> Work required
Output each line of the listing that follows, with every character kept as it is.

> Source material
┄┄┄┄┄┄┄┄┄┄┄┄┄┄┄┄┄┄┄┄

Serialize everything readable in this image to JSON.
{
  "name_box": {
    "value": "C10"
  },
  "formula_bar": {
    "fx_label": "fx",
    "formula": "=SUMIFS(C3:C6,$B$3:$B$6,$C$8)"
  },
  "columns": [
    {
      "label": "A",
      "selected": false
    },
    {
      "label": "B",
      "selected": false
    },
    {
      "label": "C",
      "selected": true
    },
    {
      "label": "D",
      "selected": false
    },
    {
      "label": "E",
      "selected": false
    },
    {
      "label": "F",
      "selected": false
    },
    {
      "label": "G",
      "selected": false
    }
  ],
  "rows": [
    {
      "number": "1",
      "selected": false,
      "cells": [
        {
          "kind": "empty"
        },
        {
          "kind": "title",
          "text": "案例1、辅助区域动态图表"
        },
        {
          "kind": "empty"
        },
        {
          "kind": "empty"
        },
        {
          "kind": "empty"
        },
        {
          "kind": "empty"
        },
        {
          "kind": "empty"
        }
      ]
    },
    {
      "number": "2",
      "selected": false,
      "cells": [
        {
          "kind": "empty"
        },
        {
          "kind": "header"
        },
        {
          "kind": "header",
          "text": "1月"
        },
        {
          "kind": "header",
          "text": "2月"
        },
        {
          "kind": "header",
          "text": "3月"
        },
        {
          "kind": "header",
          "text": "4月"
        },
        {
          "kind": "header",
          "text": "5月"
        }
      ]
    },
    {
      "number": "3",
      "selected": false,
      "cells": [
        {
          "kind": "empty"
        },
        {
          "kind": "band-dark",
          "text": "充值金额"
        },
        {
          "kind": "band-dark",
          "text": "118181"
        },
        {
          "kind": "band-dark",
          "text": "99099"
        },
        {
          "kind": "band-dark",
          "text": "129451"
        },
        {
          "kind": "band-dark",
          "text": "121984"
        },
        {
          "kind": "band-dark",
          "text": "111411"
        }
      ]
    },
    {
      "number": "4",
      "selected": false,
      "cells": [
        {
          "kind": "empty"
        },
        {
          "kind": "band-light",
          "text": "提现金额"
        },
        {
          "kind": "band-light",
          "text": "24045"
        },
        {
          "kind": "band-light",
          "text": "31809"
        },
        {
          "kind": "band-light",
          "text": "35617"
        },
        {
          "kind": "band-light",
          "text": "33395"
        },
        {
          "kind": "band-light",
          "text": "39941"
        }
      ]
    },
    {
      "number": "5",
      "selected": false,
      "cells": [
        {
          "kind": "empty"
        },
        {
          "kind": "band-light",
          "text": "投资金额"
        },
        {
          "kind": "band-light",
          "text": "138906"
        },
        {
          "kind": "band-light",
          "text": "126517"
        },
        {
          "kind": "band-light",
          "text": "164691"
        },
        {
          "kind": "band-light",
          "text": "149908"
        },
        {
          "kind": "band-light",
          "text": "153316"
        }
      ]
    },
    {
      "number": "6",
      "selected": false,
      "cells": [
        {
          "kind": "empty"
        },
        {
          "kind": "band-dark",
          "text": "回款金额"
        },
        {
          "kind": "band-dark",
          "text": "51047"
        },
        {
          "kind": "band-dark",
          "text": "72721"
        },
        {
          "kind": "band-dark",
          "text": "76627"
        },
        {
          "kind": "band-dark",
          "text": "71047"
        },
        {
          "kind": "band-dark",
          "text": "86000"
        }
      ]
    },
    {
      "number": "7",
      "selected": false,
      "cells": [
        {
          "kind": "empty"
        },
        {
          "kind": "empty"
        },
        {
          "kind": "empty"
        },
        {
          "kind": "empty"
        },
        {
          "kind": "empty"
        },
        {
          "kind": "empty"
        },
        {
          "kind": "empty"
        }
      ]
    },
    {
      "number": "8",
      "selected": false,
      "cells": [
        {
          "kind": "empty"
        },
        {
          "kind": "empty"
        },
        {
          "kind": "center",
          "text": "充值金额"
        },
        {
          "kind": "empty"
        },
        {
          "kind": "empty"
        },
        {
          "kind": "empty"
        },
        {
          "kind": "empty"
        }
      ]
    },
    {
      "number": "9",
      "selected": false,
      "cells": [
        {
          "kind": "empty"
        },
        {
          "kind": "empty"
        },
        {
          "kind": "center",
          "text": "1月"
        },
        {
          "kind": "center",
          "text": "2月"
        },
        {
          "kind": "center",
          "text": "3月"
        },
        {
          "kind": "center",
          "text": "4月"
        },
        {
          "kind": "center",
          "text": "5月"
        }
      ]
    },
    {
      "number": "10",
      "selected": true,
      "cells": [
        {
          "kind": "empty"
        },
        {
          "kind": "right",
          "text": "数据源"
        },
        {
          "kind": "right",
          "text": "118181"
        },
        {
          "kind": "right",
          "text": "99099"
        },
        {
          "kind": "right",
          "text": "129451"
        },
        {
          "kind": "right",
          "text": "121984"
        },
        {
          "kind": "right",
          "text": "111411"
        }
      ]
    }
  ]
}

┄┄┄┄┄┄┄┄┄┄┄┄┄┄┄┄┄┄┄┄

> Answer to the exercise
Serialize everything readable in this image to JSON.
{
  "name_box": {
    "value": "C10"
  },
  "formula_bar": {
    "fx_label": "fx",
    "formula": "=SUMIFS(C3:C6,$B$3:$B$6,$C$8)"
  },
  "columns": [
    {
      "label": "A",
      "selected": false
    },
    {
      "label": "B",
      "selected": false
    },
    {
      "label": "C",
      "selected": true
    },
    {
      "label": "D",
      "selected": false
    },
    {
      "label": "E",
      "selected": false
    },
    {
      "label": "F",
      "selected": false
    },
    {
      "label": "G",
      "selected": false
    }
  ],
  "rows": [
    {
      "number": "1",
      "selected": false,
      "cells": [
        {
          "kind": "empty"
        },
        {
          "kind": "title",
          "text": "案例1、辅助区域动态图表"
        },
        {
          "kind": "empty"
        },
        {
          "kind": "empty"
        },
        {
          "kind": "empty"
        },
        {
          "kind": "empty"
        },
        {
          "kind": "empty"
        }
      ]
    },
    {
      "number": "2",
      "selected": false,
      "cells": [
        {
          "kind": "empty"
        },
        {
          "kind": "header"
        },
        {
          "kind": "header",
          "text": "1月"
        },
        {
          "kind": "header",
          "text": "2月"
        },
        {
          "kind": "header",
          "text": "3月"
        },
        {
          "kind": "header",
          "text": "4月"
        },
        {
          "kind": "header",
          "text": "5月"
        }
      ]
    },
    {
      "number": "3",
      "selected": false,
      "cells": [
        {
          "kind": "empty"
        },
        {
          "kind": "band-dark",
          "text": "充值金额"
        },
        {
          "kind": "band-dark",
          "text": "118181"
        },
        {
          "kind": "band-dark",
          "text": "99099"
        },
        {
          "kind": "band-dark",
          "text": "129451"
        },
        {
          "kind": "band-dark",
          "text": "121984"
        },
        {
          "kind": "band-dark",
          "text": "111411"
        }
      ]
    },
    {
      "number": "4",
      "selected": false,
      "cells": [
        {
          "kind": "empty"
        },
        {
          "kind": "band-light",
          "text": "提现金额"
        },
        {
          "kind": "band-light",
          "text": "24045"
        },
        {
          "kind": "band-light",
          "text": "31809"
        },
        {
          "kind": "band-light",
          "text": "35617"
        },
        {
          "kind": "band-light",
          "text": "33395"
        },
        {
          "kind": "band-light",
          "text": "39941"
        }
      ]
    },
    {
      "number": "5",
      "selected": false,
      "cells": [
        {
          "kind": "empty"
        },
        {
          "kind": "band-light",
          "text": "投资金额"
        },
        {
          "kind": "band-light",
          "text": "138906"
        },
        {
          "kind": "band-light",
          "text": "126517"
        },
        {
          "kind": "band-light",
          "text": "164691"
        },
        {
          "kind": "band-light",
          "text": "149908"
        },
        {
          "kind": "band-light",
          "text": "153316"
        }
      ]
    },
    {
      "number": "6",
      "selected": false,
      "cells": [
        {
          "kind": "empty"
        },
        {
          "kind": "band-dark",
          "text": "回款金额"
        },
        {
          "kind": "band-dark",
          "text": "51047"
        },
        {
          "kind": "band-dark",
          "text": "72721"
        },
        {
          "kind": "band-dark",
          "text": "76627"
        },
        {
          "kind": "band-dark",
          "text": "71047"
        },
        {
          "kind": "band-dark",
          "text": "86000"
        }
      ]
    },
    {
      "number": "7",
      "selected": false,
      "cells": [
        {
          "kind": "empty"
        },
        {
          "kind": "empty"
        },
        {
          "kind": "empty"
        },
        {
          "kind": "empty"
        },
        {
          "kind": "empty"
        },
        {
          "kind": "empty"
        },
        {
          "kind": "empty"
        }
      ]
    },
    {
      "number": "8",
      "selected": false,
      "cells": [
        {
          "kind": "empty"
        },
        {
          "kind": "empty"
        },
        {
          "kind": "center",
          "text": "充值金额"
        },
        {
          "kind": "empty"
        },
        {
          "kind": "empty"
        },
        {
          "kind": "empty"
        },
        {
          "kind": "empty"
        }
      ]
    },
    {
      "number": "9",
      "selected": false,
      "cells": [
        {
          "kind": "empty"
        },
        {
          "kind": "empty"
        },
        {
          "kind": "center",
          "text": "1月"
        },
        {
          "kind": "center",
          "text": "2月"
        },
        {
          "kind": "center",
          "text": "3月"
        },
        {
          "kind": "center",
          "text": "4月"
        },
        {
          "kind": "center",
          "text": "5月"
        }
      ]
    },
    {
      "number": "10",
      "selected": true,
      "cells": [
        {
          "kind": "empty"
        },
        {
          "kind": "right",
          "text": "数据源"
        },
        {
          "kind": "right",
          "text": "118181"
        },
        {
          "kind": "right",
          "text": "99099"
        },
        {
          "kind": "right",
          "text": "129451"
        },
        {
          "kind": "right",
          "text": "121984"
        },
        {
          "kind": "right",
          "text": "111411"
        }
      ]
    }
  ]
}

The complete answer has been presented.